Scan the data below for lines containing the string "this" and give only how many there are.

Start of DATASET EXCERPTS

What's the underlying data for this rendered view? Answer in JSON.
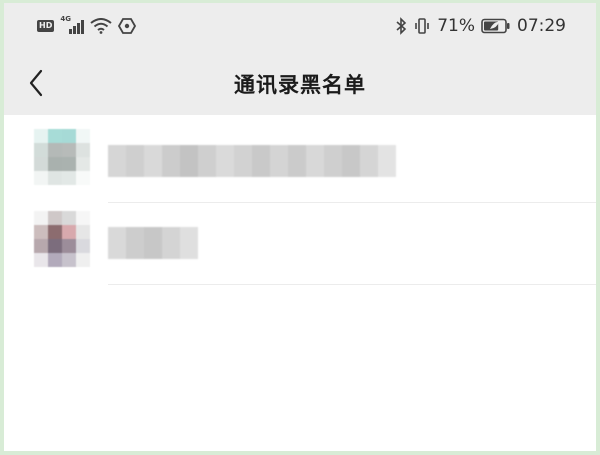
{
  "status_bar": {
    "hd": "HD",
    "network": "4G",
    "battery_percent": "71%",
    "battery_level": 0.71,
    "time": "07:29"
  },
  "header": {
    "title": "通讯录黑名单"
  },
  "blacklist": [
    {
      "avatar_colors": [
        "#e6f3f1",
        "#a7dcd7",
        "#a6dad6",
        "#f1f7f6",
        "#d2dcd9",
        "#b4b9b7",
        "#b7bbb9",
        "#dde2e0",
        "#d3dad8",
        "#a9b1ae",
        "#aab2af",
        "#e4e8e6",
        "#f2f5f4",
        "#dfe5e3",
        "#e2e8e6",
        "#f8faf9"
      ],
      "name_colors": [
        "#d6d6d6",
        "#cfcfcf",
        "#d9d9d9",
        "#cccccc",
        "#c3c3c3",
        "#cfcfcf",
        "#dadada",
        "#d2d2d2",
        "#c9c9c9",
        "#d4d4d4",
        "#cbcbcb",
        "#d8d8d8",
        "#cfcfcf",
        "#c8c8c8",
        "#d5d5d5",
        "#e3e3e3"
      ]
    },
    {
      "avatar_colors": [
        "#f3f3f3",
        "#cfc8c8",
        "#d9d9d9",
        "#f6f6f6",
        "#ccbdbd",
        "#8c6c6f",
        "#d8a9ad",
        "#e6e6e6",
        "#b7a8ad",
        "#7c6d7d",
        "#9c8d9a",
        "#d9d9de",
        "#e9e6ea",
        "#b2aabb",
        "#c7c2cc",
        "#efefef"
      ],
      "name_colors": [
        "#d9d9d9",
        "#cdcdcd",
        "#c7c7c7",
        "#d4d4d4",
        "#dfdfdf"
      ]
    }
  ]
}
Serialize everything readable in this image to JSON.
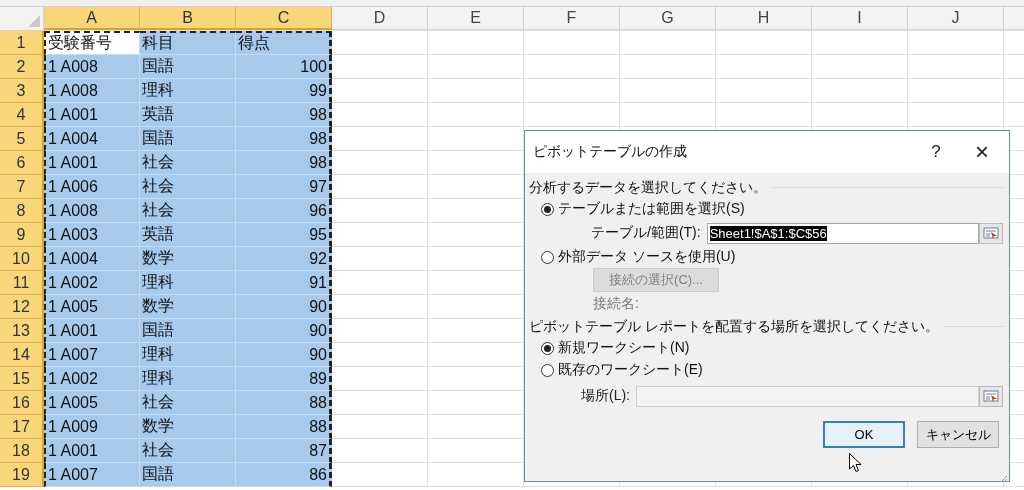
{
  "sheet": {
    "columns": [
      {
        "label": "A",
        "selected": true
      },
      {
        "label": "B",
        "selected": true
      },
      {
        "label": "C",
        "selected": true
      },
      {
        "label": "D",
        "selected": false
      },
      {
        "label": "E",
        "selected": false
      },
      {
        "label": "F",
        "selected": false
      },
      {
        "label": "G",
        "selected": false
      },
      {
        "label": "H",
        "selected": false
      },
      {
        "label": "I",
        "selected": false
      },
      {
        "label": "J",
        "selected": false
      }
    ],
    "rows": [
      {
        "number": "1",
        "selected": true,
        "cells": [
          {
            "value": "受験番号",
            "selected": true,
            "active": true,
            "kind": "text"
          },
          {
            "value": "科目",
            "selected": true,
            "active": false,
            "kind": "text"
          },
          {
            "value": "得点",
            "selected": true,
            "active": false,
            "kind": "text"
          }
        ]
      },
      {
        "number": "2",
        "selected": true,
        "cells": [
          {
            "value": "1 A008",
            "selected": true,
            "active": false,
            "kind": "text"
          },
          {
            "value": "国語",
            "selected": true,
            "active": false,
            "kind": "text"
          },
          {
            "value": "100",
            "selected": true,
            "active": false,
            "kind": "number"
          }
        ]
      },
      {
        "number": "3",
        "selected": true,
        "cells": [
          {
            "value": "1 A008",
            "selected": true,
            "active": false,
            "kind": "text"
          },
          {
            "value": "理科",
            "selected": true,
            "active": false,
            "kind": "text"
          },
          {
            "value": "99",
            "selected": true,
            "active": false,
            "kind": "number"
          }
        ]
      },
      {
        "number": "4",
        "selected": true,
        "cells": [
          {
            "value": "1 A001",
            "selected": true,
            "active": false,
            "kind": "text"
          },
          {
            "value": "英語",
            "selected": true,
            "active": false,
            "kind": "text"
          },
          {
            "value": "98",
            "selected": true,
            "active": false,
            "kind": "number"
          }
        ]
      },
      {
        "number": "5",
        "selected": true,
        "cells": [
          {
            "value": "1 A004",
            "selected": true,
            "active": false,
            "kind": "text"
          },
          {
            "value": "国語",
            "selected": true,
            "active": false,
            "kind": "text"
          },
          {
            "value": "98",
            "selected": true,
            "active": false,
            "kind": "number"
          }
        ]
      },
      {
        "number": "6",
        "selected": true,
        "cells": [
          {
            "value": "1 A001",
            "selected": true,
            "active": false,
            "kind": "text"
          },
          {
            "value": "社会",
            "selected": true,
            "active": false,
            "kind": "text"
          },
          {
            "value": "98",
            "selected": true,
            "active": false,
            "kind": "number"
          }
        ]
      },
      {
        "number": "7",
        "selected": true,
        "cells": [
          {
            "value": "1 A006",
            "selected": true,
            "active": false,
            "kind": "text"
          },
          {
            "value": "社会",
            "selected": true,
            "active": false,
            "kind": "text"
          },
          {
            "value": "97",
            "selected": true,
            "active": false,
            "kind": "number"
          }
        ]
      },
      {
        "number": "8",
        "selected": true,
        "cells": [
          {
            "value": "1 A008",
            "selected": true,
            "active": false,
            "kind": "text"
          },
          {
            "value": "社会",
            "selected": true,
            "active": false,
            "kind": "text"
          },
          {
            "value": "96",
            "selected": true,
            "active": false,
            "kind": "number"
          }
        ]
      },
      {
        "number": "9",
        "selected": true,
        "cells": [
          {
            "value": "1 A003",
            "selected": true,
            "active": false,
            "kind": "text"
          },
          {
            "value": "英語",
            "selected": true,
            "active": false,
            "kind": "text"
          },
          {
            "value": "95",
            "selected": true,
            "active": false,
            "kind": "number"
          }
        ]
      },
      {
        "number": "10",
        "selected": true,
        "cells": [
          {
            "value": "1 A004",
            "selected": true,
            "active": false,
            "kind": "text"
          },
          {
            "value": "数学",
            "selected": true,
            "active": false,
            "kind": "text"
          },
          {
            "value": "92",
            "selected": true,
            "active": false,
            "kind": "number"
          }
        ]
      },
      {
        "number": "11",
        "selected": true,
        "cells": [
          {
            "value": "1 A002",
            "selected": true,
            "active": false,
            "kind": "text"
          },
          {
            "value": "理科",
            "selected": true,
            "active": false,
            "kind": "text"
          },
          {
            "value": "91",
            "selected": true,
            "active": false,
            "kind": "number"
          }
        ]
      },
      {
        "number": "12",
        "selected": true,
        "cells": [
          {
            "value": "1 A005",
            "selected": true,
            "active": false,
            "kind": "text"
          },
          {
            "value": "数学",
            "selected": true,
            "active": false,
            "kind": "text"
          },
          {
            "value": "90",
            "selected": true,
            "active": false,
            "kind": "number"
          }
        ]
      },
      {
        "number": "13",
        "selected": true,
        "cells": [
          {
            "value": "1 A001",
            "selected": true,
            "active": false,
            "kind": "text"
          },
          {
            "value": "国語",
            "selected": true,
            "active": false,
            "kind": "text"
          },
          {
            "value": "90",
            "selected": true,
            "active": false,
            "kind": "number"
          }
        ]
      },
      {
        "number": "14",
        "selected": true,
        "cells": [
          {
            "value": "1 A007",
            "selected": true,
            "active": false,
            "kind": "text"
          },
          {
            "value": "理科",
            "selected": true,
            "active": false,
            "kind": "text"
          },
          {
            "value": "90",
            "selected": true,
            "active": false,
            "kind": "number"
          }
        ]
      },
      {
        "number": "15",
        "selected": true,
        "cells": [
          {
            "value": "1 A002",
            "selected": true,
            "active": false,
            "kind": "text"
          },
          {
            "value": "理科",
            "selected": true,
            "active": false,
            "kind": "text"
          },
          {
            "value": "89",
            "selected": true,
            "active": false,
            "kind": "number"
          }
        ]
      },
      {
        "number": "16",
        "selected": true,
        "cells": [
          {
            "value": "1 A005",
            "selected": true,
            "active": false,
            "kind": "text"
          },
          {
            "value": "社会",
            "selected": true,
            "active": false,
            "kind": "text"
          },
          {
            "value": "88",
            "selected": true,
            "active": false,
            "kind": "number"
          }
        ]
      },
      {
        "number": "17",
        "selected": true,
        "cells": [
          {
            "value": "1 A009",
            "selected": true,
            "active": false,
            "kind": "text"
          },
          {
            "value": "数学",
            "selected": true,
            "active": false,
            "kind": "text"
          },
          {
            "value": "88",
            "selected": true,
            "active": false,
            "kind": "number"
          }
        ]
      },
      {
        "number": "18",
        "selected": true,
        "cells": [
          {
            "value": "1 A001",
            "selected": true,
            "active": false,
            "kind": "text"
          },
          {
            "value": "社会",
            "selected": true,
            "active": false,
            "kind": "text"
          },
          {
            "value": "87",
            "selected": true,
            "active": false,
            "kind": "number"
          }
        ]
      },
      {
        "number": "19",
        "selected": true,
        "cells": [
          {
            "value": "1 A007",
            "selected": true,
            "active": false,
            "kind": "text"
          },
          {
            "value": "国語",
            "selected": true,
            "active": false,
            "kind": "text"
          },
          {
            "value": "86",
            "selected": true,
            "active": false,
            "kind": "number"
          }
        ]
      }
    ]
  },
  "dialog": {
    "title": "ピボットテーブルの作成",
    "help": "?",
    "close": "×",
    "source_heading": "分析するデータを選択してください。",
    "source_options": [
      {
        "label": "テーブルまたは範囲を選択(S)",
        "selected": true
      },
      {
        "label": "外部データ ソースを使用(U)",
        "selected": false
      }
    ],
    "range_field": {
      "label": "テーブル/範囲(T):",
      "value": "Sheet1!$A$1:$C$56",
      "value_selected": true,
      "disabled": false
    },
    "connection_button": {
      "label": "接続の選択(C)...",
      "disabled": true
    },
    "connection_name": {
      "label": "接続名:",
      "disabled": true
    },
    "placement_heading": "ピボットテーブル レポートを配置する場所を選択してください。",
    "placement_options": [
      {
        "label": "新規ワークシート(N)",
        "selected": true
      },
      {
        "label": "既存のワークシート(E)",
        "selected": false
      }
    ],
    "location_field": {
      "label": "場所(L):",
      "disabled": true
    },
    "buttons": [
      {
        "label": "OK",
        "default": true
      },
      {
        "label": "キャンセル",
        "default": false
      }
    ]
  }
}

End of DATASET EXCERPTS
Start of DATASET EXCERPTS

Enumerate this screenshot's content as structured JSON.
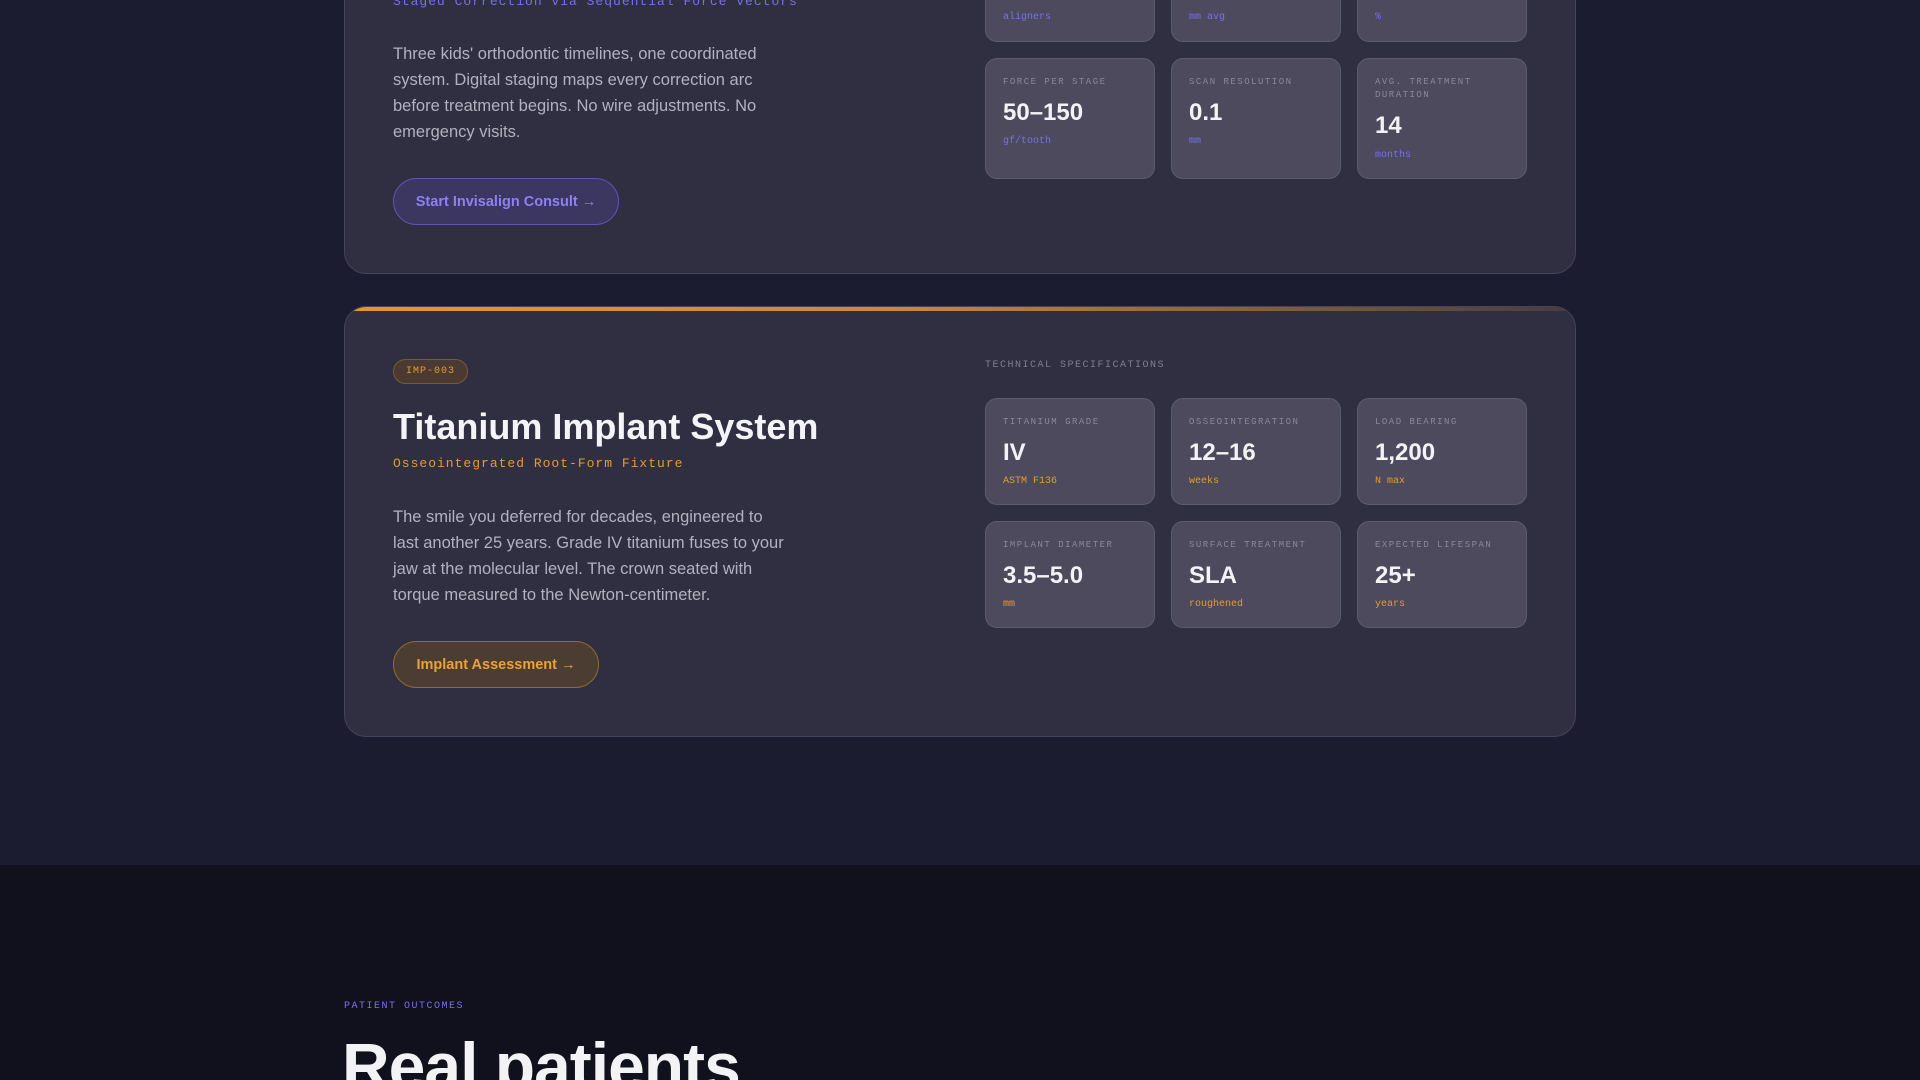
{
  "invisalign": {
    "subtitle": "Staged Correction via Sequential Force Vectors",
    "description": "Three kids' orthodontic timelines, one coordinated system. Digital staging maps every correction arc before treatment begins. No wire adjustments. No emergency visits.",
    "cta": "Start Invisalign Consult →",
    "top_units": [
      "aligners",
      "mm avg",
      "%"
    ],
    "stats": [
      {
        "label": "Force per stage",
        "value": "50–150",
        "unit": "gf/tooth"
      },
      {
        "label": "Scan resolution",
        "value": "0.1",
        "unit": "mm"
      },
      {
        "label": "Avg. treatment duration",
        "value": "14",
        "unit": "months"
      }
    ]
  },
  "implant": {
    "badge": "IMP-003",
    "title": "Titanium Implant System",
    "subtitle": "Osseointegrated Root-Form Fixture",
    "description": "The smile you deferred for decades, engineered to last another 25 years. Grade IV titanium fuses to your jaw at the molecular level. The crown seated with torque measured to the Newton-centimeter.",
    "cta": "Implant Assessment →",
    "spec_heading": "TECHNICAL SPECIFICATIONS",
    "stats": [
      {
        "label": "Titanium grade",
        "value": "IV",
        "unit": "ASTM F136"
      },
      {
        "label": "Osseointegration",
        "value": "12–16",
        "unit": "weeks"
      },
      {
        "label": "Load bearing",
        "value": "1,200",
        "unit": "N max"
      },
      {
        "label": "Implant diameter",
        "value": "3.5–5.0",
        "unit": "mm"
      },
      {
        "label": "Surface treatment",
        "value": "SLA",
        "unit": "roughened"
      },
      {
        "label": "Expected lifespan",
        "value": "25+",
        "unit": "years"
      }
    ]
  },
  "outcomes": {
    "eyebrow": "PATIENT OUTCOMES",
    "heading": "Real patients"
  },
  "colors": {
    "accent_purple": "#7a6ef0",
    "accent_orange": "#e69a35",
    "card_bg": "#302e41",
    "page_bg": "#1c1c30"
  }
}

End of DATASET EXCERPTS

● ANSWER SECTION: 3